* _What needs to be done_: Search each line of the data for the word "value"; copy every line where it is found.

--*--

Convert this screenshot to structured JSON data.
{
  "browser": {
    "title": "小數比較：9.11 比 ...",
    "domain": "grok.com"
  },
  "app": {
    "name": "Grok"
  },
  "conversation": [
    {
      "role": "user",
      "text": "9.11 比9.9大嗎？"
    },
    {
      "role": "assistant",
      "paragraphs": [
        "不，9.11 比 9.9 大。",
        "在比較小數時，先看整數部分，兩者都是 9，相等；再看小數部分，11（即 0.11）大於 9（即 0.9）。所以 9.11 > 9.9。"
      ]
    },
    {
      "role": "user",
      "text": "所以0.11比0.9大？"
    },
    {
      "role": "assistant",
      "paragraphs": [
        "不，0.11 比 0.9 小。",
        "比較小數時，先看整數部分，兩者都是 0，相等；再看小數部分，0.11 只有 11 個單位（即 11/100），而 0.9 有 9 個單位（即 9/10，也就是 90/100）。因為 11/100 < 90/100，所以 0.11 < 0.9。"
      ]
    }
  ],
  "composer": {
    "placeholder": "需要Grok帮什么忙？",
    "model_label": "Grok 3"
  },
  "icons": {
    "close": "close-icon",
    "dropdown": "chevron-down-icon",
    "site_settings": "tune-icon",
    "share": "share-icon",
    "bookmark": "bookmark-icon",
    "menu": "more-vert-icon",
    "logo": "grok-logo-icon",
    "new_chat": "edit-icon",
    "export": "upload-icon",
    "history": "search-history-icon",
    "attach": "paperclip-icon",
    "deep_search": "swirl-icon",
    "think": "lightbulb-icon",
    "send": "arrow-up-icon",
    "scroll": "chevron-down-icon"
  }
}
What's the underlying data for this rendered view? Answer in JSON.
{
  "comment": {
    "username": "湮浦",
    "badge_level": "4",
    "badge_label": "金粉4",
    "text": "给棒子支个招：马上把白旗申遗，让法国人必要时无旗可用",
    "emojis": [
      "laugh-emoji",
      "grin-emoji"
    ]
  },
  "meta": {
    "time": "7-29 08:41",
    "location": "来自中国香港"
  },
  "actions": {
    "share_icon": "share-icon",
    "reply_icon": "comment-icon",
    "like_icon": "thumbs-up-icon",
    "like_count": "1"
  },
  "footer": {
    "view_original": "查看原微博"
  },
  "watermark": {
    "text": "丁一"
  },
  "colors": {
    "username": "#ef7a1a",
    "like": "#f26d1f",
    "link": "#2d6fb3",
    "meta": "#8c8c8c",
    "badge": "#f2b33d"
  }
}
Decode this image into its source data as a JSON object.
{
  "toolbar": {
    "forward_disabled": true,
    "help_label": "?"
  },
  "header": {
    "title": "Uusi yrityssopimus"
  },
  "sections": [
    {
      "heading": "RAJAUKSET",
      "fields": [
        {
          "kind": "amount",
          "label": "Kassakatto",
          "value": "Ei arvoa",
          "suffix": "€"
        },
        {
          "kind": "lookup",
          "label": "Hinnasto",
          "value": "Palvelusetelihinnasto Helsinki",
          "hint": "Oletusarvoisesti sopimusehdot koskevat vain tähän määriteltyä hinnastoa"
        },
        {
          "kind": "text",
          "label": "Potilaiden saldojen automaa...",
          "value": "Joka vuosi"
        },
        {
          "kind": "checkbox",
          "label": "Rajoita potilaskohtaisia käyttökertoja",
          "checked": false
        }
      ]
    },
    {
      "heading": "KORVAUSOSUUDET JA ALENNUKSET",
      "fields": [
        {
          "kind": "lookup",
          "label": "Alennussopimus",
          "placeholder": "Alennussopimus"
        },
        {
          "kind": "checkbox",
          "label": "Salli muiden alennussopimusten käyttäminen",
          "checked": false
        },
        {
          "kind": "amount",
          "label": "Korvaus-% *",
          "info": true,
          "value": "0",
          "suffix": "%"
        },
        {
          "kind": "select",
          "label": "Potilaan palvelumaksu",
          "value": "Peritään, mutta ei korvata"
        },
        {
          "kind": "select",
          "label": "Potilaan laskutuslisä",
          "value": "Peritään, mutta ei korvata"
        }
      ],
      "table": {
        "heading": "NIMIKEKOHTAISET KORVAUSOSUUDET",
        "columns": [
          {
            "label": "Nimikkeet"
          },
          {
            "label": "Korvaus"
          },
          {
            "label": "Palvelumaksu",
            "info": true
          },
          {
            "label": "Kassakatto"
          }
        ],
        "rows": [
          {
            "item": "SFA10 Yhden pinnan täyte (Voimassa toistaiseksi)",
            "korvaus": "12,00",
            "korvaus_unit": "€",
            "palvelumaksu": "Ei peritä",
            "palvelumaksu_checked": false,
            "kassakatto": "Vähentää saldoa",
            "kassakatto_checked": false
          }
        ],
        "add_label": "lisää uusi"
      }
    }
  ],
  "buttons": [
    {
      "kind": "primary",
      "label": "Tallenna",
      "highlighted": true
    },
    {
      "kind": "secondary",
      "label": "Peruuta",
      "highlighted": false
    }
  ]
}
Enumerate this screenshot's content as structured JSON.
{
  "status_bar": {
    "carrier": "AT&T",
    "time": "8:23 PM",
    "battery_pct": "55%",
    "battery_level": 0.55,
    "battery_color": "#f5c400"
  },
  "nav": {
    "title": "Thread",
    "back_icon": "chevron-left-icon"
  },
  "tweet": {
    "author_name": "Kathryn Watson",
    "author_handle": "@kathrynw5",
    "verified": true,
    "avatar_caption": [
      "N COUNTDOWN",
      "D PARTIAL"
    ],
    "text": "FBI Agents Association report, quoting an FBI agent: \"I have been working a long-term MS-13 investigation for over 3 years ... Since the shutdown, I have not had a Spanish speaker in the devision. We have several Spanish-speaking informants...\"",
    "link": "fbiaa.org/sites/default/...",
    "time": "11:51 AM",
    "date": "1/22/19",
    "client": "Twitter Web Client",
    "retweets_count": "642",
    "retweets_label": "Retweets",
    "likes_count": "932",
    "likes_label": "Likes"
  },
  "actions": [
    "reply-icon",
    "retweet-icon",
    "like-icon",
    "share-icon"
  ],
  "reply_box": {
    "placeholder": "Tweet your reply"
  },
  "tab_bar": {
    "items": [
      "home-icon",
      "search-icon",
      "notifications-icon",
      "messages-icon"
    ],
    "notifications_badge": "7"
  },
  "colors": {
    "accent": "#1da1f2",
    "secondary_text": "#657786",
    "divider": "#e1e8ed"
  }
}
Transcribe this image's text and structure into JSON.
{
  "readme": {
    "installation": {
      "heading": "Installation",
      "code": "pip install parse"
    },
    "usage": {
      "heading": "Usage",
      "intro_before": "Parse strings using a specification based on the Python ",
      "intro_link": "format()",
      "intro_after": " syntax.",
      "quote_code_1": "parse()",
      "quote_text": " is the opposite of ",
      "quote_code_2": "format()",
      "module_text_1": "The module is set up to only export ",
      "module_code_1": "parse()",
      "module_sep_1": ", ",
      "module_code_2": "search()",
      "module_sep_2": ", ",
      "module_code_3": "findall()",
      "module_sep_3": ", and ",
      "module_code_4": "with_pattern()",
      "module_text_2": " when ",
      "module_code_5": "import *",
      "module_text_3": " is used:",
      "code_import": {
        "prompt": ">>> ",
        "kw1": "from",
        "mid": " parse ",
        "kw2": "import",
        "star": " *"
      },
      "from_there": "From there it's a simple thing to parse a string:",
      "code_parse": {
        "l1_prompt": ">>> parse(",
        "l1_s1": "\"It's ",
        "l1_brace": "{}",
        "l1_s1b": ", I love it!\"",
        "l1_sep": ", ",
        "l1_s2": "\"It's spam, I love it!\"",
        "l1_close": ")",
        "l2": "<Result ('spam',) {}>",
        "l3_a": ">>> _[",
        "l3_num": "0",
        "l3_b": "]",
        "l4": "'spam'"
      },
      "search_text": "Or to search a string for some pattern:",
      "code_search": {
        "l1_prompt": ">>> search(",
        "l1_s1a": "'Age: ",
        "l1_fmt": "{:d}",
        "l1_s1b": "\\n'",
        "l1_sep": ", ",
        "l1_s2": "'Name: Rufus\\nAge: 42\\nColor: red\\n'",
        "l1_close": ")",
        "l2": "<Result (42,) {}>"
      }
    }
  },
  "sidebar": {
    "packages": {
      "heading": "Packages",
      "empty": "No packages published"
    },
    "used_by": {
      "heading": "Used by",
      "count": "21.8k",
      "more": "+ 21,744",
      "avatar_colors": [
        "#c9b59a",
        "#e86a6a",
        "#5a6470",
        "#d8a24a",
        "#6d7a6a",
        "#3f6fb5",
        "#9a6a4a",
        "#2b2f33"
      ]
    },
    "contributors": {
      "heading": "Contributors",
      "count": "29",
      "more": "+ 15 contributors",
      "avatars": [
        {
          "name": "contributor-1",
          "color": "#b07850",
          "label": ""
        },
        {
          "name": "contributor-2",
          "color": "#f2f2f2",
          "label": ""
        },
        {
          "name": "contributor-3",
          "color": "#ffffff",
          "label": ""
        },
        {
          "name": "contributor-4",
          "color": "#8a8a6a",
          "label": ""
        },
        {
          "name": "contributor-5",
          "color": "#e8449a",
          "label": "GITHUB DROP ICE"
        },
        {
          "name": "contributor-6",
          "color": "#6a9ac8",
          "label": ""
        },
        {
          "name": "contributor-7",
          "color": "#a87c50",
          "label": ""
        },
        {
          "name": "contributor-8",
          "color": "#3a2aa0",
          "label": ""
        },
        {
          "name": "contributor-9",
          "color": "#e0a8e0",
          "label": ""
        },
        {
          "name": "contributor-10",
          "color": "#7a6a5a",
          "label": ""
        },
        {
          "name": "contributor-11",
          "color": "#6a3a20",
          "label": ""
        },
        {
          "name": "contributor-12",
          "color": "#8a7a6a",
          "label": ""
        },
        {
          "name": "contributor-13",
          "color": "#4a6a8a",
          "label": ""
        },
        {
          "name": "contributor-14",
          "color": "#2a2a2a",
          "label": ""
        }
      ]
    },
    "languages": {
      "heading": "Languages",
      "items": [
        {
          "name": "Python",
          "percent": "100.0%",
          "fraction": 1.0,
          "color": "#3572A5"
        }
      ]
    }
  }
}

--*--

* _Solution to this task_:
          "value": "Ei arvoa",
          "value": "Palvelusetelihinnasto Helsinki",
          "value": "Joka vuosi"
          "value": "0",
          "value": "Peritään, mutta ei korvata"
          "value": "Peritään, mutta ei korvata"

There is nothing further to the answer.